decree in 2014 shortly before leaving office, which turned it into a zone for
‘revitalisation.’ Indonesia’s Minister for Forestry & Environment, Siti
Nurbaya Bakar, must now decide whether or not to approve the EIA in the face of
TWBI’s idea of revitalisation is a $3
billion luxury resort development across four new islands, including villas and
apartments, a retail district, a marina and even a cultural theme park. TWBI
describes Nusa Benoa as an entirely new destination that will bring additional
jobs, clear waste and cause minimal impact to the environment. Yet Benoa Bay
sits in the heart of south Bali, sandwiched between the resort districts of Sanur,
Kuta and Nusa Dua, where most of the island’s tourism - and wealth - is already
An increasing number of critics are
calling out TWBI on a range of social, environmental and cultural issues. Ketut
Sarjana Putra, Indonesia director of US environmental NGO
Conservation International (CI), says the new islands would cause flooding on a
massive scale. “We already have issues with flooding – that excess water
eventually goes out into Benoa Bay, but what happens if the Bay’s capacity is
reduced by 700ha?” he asks. According to CI modelling, the flushing capacity of
the bay simply won’t be enough.
This isn’t the first land reclamation
project in Bali – back in 1994, then President Suharto’s sons Tommy Suharto and
Bambang Trihatmojo quadrupled the size of an offshore island called Serangan
for a proposed tourism development that never materialised. Instead, nearby
reefs were swamped in sediment, seaweed farms destroyed and wave patterns changed.
“The Serangan project reclaimed 380ha
of land and the impacts were felt within a 3km radius,” says Putra. “KWBI claim
that their 700ha project will only affect an area 0.5km in radius. That doesn’t
Meanwhile, rampant development in
Bali’s overcrowded south has already led to an oversupply of hotel rooms. A
moratorium on new tourism developments in 2011 failed, mainly because local
governors or bupati ignored it. It is ironic that the man who
established the moratorium in the first place, Bali governor Made Pastika, has
been a vocal supporter of the reclamation project.
With a decision on the fate of the bay imminent, protest activities have
increased dramatically. Mass demonstrations have been occurring almost weekly
in different parts of Bali. On Sunday, thousands of protesters gathered at a
roundabout close to Benoa and last month, representatives of 18 villages in the
vicinity of the proposed development flew to Jakarta to meet with Indonesian
President Joko Widodo’s Chief of Staff to argue their case. ForBali want him to
revoke the controversial
For its part, TWBI has been running a
Google advertisement, which appears when the search term ‘Tolak Reklamasi’
(Reject Reclamation) is entered – the rallying cry for the protest movement.
The ad links to a new site for the Nusa Benoa project, where it is described as
‘a pioneer of sustainable, community based development, environmental
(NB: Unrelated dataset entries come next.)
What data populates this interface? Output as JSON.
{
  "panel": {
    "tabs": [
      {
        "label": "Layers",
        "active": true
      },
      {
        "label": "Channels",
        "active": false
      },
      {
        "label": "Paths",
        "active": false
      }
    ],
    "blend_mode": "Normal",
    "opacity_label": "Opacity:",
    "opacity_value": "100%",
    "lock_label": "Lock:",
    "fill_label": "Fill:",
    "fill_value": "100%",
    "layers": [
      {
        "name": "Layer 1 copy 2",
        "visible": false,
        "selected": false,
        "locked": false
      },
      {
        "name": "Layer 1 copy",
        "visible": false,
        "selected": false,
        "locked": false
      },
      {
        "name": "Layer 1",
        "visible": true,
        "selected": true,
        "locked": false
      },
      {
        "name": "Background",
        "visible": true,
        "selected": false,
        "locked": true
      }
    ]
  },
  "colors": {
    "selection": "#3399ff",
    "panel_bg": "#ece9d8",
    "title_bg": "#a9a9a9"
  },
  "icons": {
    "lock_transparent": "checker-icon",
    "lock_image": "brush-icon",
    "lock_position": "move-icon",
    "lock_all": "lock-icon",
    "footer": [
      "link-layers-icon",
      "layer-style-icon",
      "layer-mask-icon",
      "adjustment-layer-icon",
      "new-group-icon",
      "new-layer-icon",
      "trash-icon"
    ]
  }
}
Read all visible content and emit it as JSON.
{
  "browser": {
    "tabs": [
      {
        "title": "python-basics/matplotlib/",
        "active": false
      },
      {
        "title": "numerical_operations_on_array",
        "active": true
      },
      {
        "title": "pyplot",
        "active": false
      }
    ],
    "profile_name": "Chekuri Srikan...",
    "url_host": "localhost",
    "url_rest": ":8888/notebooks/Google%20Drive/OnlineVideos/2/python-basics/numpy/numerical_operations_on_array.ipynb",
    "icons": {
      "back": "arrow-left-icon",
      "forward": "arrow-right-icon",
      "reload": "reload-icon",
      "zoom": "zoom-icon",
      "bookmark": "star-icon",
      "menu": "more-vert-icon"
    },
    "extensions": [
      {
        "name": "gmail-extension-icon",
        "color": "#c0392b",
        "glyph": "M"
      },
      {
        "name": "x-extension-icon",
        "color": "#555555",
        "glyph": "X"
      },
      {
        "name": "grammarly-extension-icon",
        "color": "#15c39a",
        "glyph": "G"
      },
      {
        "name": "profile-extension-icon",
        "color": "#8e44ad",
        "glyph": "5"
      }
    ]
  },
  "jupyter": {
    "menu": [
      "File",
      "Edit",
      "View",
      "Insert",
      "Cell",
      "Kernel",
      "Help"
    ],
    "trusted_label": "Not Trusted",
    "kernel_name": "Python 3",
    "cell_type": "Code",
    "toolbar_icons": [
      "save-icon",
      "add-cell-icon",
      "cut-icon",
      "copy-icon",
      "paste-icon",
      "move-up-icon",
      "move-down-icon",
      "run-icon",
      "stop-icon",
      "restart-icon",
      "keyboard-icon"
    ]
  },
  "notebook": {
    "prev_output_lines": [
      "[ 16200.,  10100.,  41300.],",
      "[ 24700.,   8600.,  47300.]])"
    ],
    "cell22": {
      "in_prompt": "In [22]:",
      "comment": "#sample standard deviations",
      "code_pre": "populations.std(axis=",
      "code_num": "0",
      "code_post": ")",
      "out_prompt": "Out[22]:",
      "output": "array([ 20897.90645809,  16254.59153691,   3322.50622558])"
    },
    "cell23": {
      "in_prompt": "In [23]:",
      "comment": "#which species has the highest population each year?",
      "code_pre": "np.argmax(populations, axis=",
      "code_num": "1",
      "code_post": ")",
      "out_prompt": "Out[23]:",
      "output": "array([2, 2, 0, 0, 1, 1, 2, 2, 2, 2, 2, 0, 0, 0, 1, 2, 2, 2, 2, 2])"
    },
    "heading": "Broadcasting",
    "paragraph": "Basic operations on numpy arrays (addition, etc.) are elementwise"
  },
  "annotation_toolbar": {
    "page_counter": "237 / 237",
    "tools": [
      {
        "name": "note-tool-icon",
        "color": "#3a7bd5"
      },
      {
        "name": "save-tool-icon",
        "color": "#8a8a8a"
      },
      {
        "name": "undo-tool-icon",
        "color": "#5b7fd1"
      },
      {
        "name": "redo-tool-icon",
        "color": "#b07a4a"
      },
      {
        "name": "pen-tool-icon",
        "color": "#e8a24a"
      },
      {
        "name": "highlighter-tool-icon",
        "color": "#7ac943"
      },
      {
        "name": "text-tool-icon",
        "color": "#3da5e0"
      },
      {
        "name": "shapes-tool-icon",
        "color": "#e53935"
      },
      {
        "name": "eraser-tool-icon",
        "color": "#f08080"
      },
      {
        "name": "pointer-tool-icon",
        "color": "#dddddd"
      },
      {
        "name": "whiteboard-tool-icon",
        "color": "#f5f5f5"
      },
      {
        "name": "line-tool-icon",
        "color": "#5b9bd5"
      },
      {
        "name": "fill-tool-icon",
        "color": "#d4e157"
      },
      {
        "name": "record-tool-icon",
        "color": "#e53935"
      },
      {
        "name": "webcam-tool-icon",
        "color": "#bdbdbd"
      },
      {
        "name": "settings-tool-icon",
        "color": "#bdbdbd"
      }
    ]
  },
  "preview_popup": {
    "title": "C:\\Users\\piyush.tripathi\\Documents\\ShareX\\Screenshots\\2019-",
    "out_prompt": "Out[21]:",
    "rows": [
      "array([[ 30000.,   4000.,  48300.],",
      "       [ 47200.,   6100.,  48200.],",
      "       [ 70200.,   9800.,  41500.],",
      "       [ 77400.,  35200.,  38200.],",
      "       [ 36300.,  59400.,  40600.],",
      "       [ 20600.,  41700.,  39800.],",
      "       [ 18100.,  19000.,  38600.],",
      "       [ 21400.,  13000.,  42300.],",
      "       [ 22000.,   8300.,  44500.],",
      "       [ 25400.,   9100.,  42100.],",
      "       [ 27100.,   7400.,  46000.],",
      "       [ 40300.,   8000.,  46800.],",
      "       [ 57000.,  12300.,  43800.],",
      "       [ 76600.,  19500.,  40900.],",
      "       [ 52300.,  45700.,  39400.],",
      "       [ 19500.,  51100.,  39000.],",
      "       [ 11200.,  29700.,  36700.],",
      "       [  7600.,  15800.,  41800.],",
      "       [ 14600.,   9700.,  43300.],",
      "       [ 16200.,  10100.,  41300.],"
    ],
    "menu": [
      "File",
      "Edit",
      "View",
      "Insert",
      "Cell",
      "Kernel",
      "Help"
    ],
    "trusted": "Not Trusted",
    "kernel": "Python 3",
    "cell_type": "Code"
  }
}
conservation and tourism growth.’ There was no response to a request for
comment on the project’s community and sustainability credentials. But in a statement to the local Tribun Bali newspaper,
TWBI director Heru Waseso said the protests were normal in a democracy and that
the decision now lay with the government, adding that a revised EIA had been
submitted 30 days earlier.
Benoa Bay is home to more than 60
natural sites that are sacred to the island’s predominantly Hindu population,
as well as 24 temples, some of them located underwater. This has raised
concerns within the islands powerful religious institutions and nearby communities,
some of whom have even threatened a “puputan” - committing
mass ritual suicide - should the project go ahead. The last pupatan took place
in 1906 during the final days of Dutch rule. A dramatic threat, perhaps, but
what seems sure is that if the EIA gets rubber stamped, the demonstrations will
“All the protests by the local
communities show just how angry the Balinese are about this,” says ForBali
coordinator Wayan ‘Gendo’ Suardana. “They won’t stop fighting until the end.”